The trouble with this disease is that all kinds of terrible things happen inside the body when the internal body temperature rises over 4 degrees above normal. (Normal body temperature for both cats and dogs ranges from 100-102 degrees F)
The Blood Clots
The Intestinal system absorbs micro-organisms and toxins into the bloodstream
Cells die leading to all sorts of inflammatory reactions by the body.
And if that isn't enough...all kinds of other biochemical stuff goes haywire
EXAM: We notice a prostrated patient breathing a million miles an hour and we take it's temperature. Very High. Like I said, this part is a "no brainer". We go right to treatment:
Luke warm bath (we don't want to shock with over cool water if possible)
High dose Dexamethasone Injection to stablilize capillaries and minimize reactions
Start Antibiotic Injections
IV Fluids (This is the most Important Step of all)
B Vitamin injections
Oxygen therapy (we are learning that maximizing oxygen to the cells is life saving)
Consider AntiSerum IV to minimize the effect of endotoxins absorbed from the gut
Consider Oxyglobin to greatly increase tissue perfusion (very expensive)
Hospitalize until better. Usually these cases are quickly resolved...one way or the other.
Antibiotics to fight and prevent infections associated with intestinal leakage of bacteria
Antioxidants to minimize free radical damage
Uncaria tomentosa (an herbal remedy that I think helps the GI system)
CoEnzyme Q 10 to promote tissue perfussion
P/D Diet or other recovery diet. I also like to recommend Chicken Soup or other electrolyte source.
Buffered Aspirin to reduce blood clotting, DIC
Vitamin and Mineral supplementation for a while
Some cases aren't serious enough to warrant all of the above and that's great, but it's a fairly common misconception that all you have to do is "hose em down with water".
"Hosing down with water" is the First Aid treatment for heat stroke and is very helpful, but is not nearly enough if your pet is in the advanced stages of the disease. And I'm sure you've heard the stories...in the right conditions...especially inside parked cars...it doesn't take long.

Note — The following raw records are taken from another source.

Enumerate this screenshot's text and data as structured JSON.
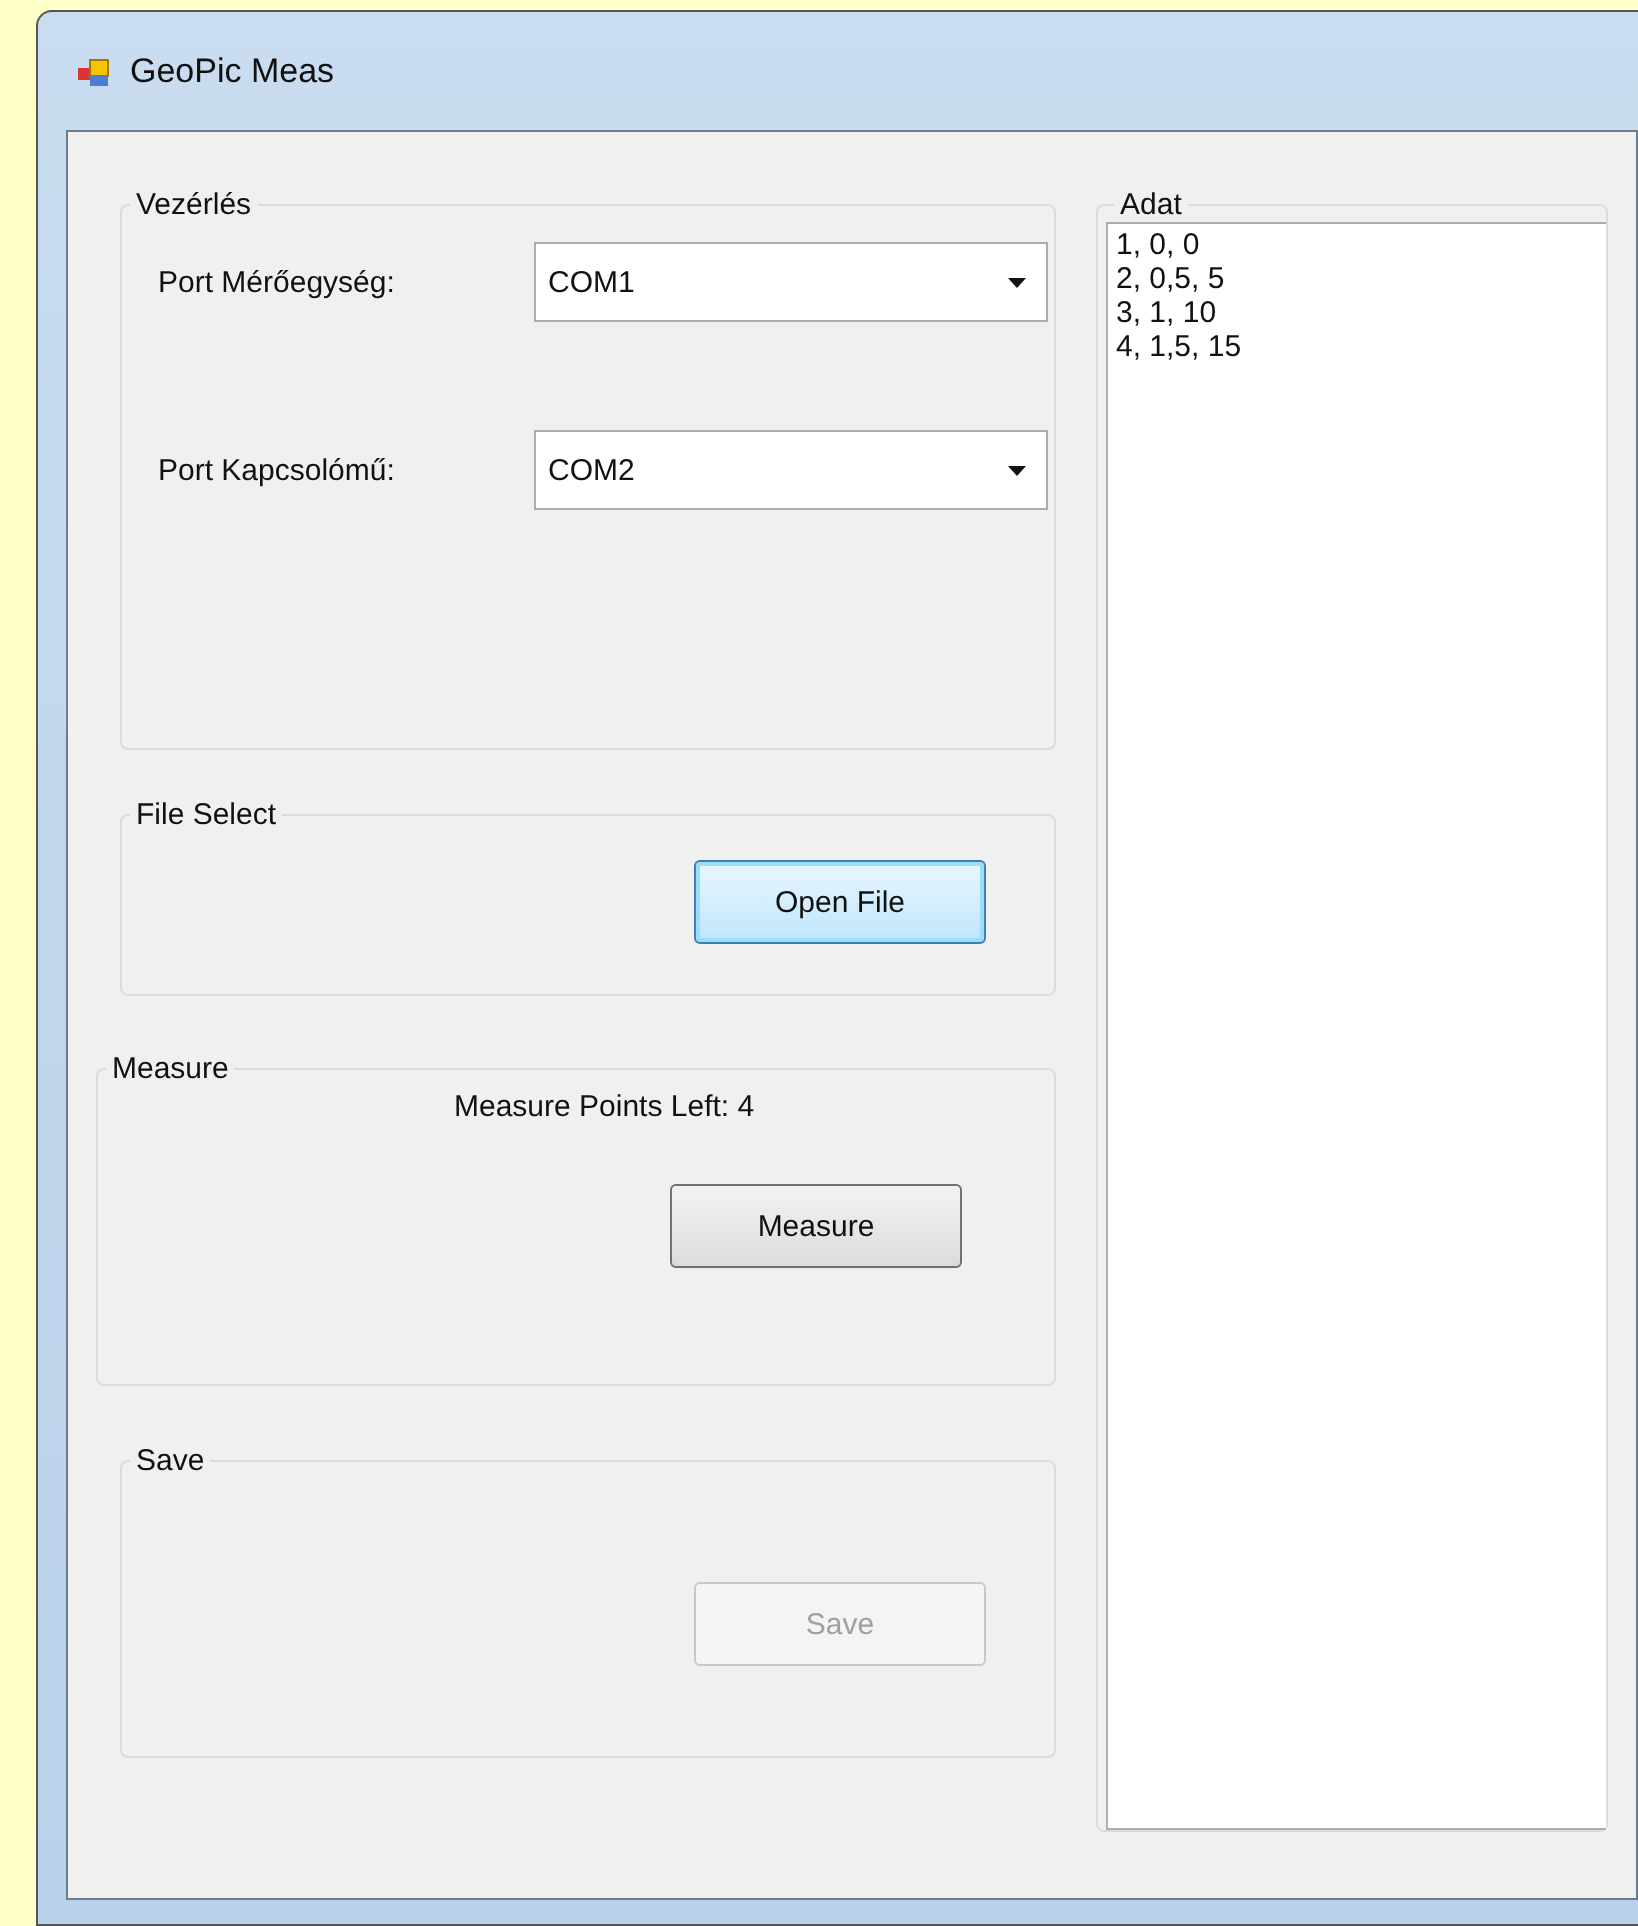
{
  "window": {
    "title": "GeoPic Meas"
  },
  "control_group": {
    "title": "Vezérlés",
    "ports": [
      {
        "label": "Port Mérőegység:",
        "value": "COM1"
      },
      {
        "label": "Port Kapcsolómű:",
        "value": "COM2"
      }
    ]
  },
  "file_group": {
    "title": "File Select",
    "button": {
      "label": "Open File",
      "focused": true,
      "disabled": false
    }
  },
  "measure_group": {
    "title": "Measure",
    "status": "Measure Points Left: 4",
    "button": {
      "label": "Measure",
      "focused": false,
      "disabled": false
    }
  },
  "save_group": {
    "title": "Save",
    "button": {
      "label": "Save",
      "focused": false,
      "disabled": true
    }
  },
  "data_group": {
    "title": "Adat",
    "lines": [
      "1, 0, 0",
      "2, 0,5, 5",
      "3, 1, 10",
      "4, 1,5, 15"
    ]
  }
}
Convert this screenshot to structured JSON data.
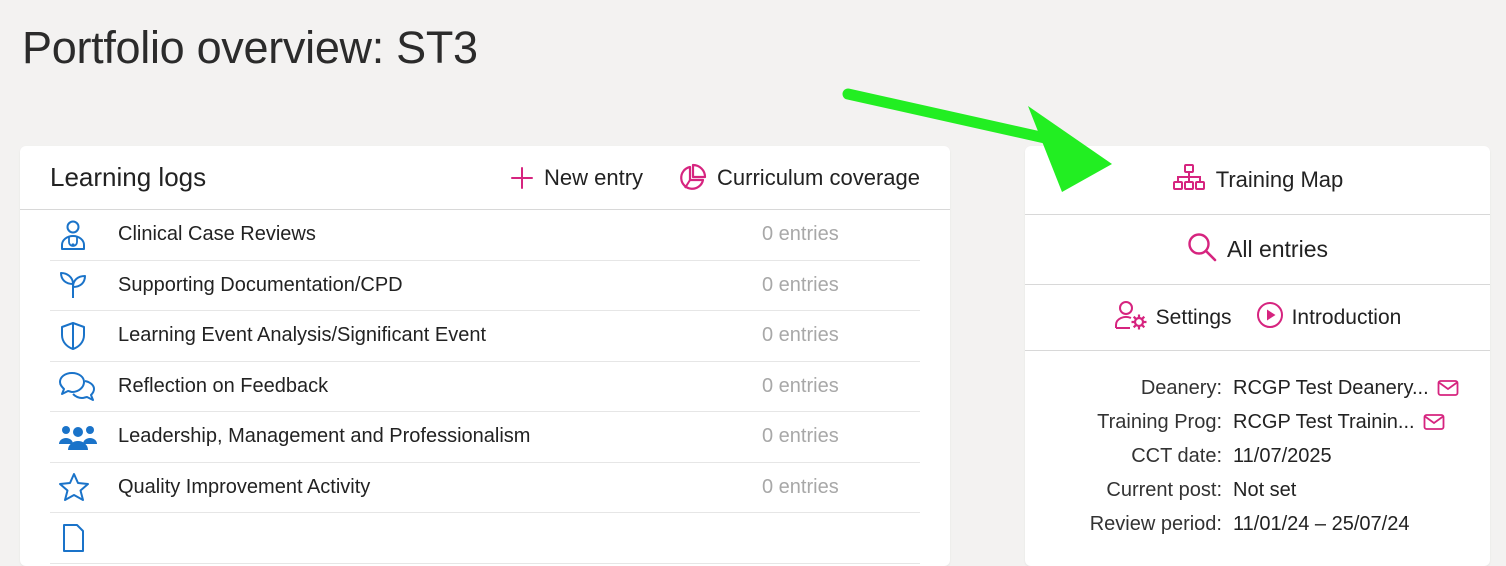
{
  "page": {
    "title": "Portfolio overview: ST3"
  },
  "learning_logs": {
    "title": "Learning logs",
    "new_entry_label": "New entry",
    "curriculum_label": "Curriculum coverage",
    "items": [
      {
        "icon": "doctor-icon",
        "label": "Clinical Case Reviews",
        "count": "0 entries"
      },
      {
        "icon": "sprout-icon",
        "label": "Supporting Documentation/CPD",
        "count": "0 entries"
      },
      {
        "icon": "shield-icon",
        "label": "Learning Event Analysis/Significant Event",
        "count": "0 entries"
      },
      {
        "icon": "chat-bubbles-icon",
        "label": "Reflection on Feedback",
        "count": "0 entries"
      },
      {
        "icon": "group-icon",
        "label": "Leadership, Management and Professionalism",
        "count": "0 entries"
      },
      {
        "icon": "star-icon",
        "label": "Quality Improvement Activity",
        "count": "0 entries"
      }
    ]
  },
  "side": {
    "training_map_label": "Training Map",
    "all_entries_label": "All entries",
    "settings_label": "Settings",
    "introduction_label": "Introduction",
    "info": [
      {
        "key": "Deanery:",
        "value": "RCGP Test Deanery...",
        "mail": true
      },
      {
        "key": "Training Prog:",
        "value": "RCGP Test Trainin...",
        "mail": true
      },
      {
        "key": "CCT date:",
        "value": "11/07/2025",
        "mail": false
      },
      {
        "key": "Current post:",
        "value": "Not set",
        "mail": false
      },
      {
        "key": "Review period:",
        "value": "11/01/24 – 25/07/24",
        "mail": false
      }
    ]
  },
  "colors": {
    "accent": "#d6247f",
    "icon_blue": "#1a73c9",
    "arrow": "#22ee22"
  }
}
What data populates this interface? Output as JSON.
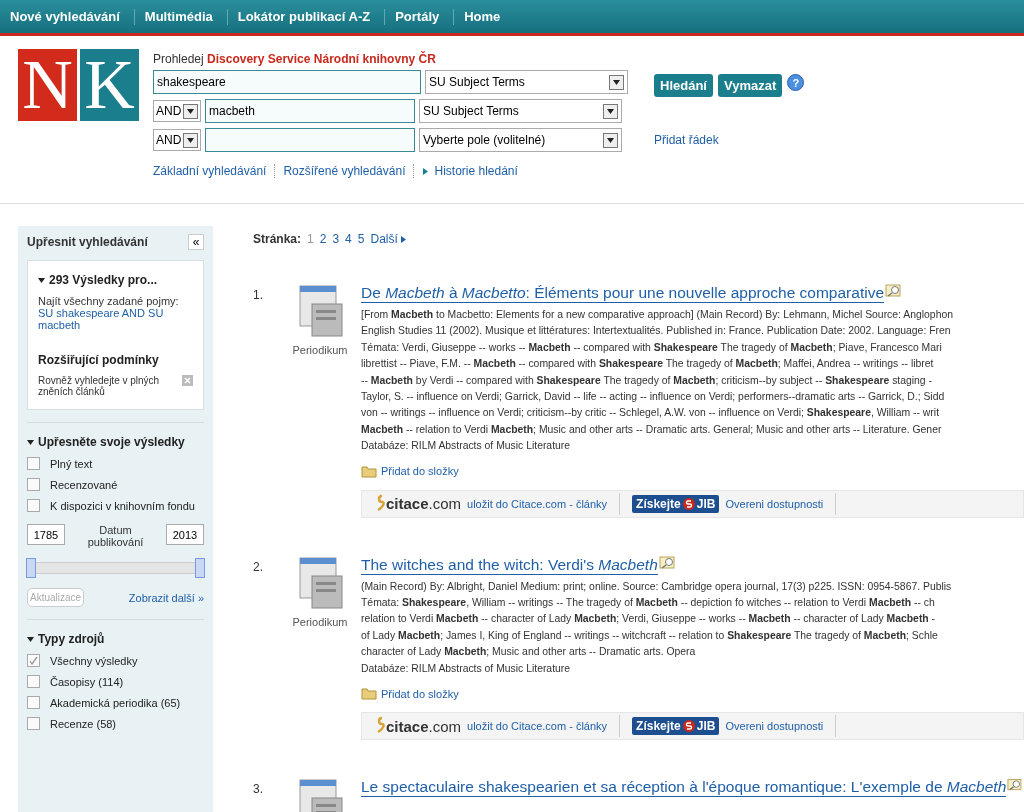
{
  "top_nav": [
    {
      "label": "Nové vyhledávání"
    },
    {
      "label": "Multimédia"
    },
    {
      "label": "Lokátor publikací A-Z"
    },
    {
      "label": "Portály"
    },
    {
      "label": "Home"
    }
  ],
  "logo": {
    "letters": [
      "N",
      "K"
    ]
  },
  "search": {
    "prefix": "Prohledej",
    "service": "Discovery Service Národní knihovny ČR",
    "rows": [
      {
        "operator": null,
        "value": "shakespeare",
        "field": "SU Subject Terms"
      },
      {
        "operator": "AND",
        "value": "macbeth",
        "field": "SU Subject Terms"
      },
      {
        "operator": "AND",
        "value": "",
        "field": "Vyberte pole (volitelné)"
      }
    ],
    "buttons": [
      "Hledání",
      "Vymazat"
    ],
    "help": "?",
    "add_row": "Přidat řádek",
    "links": [
      "Základní vyhledávání",
      "Rozšířené vyhledávání",
      "Historie hledání"
    ]
  },
  "sidebar": {
    "title": "Upřesnit vyhledávání",
    "collapse": "«",
    "summary": {
      "heading": "293 Výsledky pro...",
      "find_all": "Najít všechny zadané pojmy:",
      "query": "SU shakespeare AND SU macbeth",
      "expanders_title": "Rozšiřující podmínky",
      "expander": "Rovněž vyhledejte v plných zněních článků"
    },
    "refine": {
      "heading": "Upřesněte svoje výsledky",
      "expanded": true,
      "options": [
        {
          "label": "Plný text",
          "checked": false
        },
        {
          "label": "Recenzované",
          "checked": false
        },
        {
          "label": "K dispozici v knihovním fondu",
          "checked": false
        }
      ],
      "date_from": "1785",
      "date_label": "Datum publikování",
      "date_to": "2013",
      "slider": {
        "level": 1
      },
      "update": {
        "label": "Aktualizace",
        "disabled": true
      },
      "more": "Zobrazit další »"
    },
    "source_types": {
      "heading": "Typy zdrojů",
      "expanded": true,
      "options": [
        {
          "label": "Všechny výsledky",
          "checked": true
        },
        {
          "label": "Časopisy (114)",
          "checked": false
        },
        {
          "label": "Akademická periodika (65)",
          "checked": false
        },
        {
          "label": "Recenze (58)",
          "checked": false
        }
      ]
    }
  },
  "pagination": {
    "label": "Stránka:",
    "pages": [
      {
        "label": "1",
        "selected": true
      },
      {
        "label": "2",
        "selected": false
      },
      {
        "label": "3",
        "selected": false
      },
      {
        "label": "4",
        "selected": false
      },
      {
        "label": "5",
        "selected": false
      }
    ],
    "next": "Další"
  },
  "results": [
    {
      "number": "1.",
      "type": "Periodikum",
      "title": "De *Macbeth* à *Macbetto*: Éléments pour une nouvelle approche comparative",
      "lines": [
        "[From **Macbeth** to Macbetto: Elements for a new comparative approach] (Main Record) By: Lehmann, Michel Source: Anglophon",
        "English Studies 11 (2002). Musique et littératures: Intertextualités. Published in: France. Publication Date: 2002. Language: Fren",
        "Témata: Verdi, Giuseppe -- works -- **Macbeth** -- compared with **Shakespeare** The tragedy of **Macbeth**; Piave, Francesco Mari",
        "librettist -- Piave, F.M. -- **Macbeth** -- compared with **Shakespeare** The tragedy of **Macbeth**; Maffei, Andrea -- writings -- libret",
        "-- **Macbeth** by Verdi -- compared with **Shakespeare** The tragedy of **Macbeth**; criticism--by subject -- **Shakespeare** staging -",
        "Taylor, S. -- influence on Verdi; Garrick, David -- life -- acting -- influence on Verdi; performers--dramatic arts -- Garrick, D.; Sidd",
        "von -- writings -- influence on Verdi; criticism--by critic -- Schlegel, A.W. von -- influence on Verdi; **Shakespeare**, William -- writ",
        "**Macbeth** -- relation to Verdi **Macbeth**; Music and other arts -- Dramatic arts. General; Music and other arts -- Literature. Gener",
        "Databáze: RILM Abstracts of Music Literature"
      ],
      "add_folder": "Přidat do složky",
      "citace_brand": "citace",
      "citace_domain": ".com",
      "citace_link": "uložit do Citace.com - články",
      "jib_label": "Získejte",
      "jib_brand": "JIB",
      "availability": "Overeni dostupnosti"
    },
    {
      "number": "2.",
      "type": "Periodikum",
      "title": "The witches and the witch: Verdi's *Macbeth*",
      "lines": [
        "(Main Record) By: Albright, Daniel Medium: print; online. Source: Cambridge opera journal, 17(3) p225. ISSN: 0954-5867. Publis",
        "Témata: **Shakespeare**, William -- writings -- The tragedy of **Macbeth** -- depiction fo witches -- relation to Verdi **Macbeth** -- ch",
        "relation to Verdi **Macbeth** -- character of Lady **Macbeth**; Verdi, Giuseppe -- works -- **Macbeth** -- character of Lady **Macbeth** -",
        "of Lady **Macbeth**; James I, King of England -- writings -- witchcraft -- relation to **Shakespeare** The tragedy of **Macbeth**; Schle",
        "character of Lady **Macbeth**; Music and other arts -- Dramatic arts. Opera",
        "Databáze: RILM Abstracts of Music Literature"
      ],
      "add_folder": "Přidat do složky",
      "citace_brand": "citace",
      "citace_domain": ".com",
      "citace_link": "uložit do Citace.com - články",
      "jib_label": "Získejte",
      "jib_brand": "JIB",
      "availability": "Overeni dostupnosti"
    },
    {
      "number": "3.",
      "title": "Le spectaculaire shakespearien et sa réception à l'époque romantique: L'exemple de *Macbeth*"
    }
  ]
}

Article submitted by: © Roger Ross DVM
Article courtesy of Pet360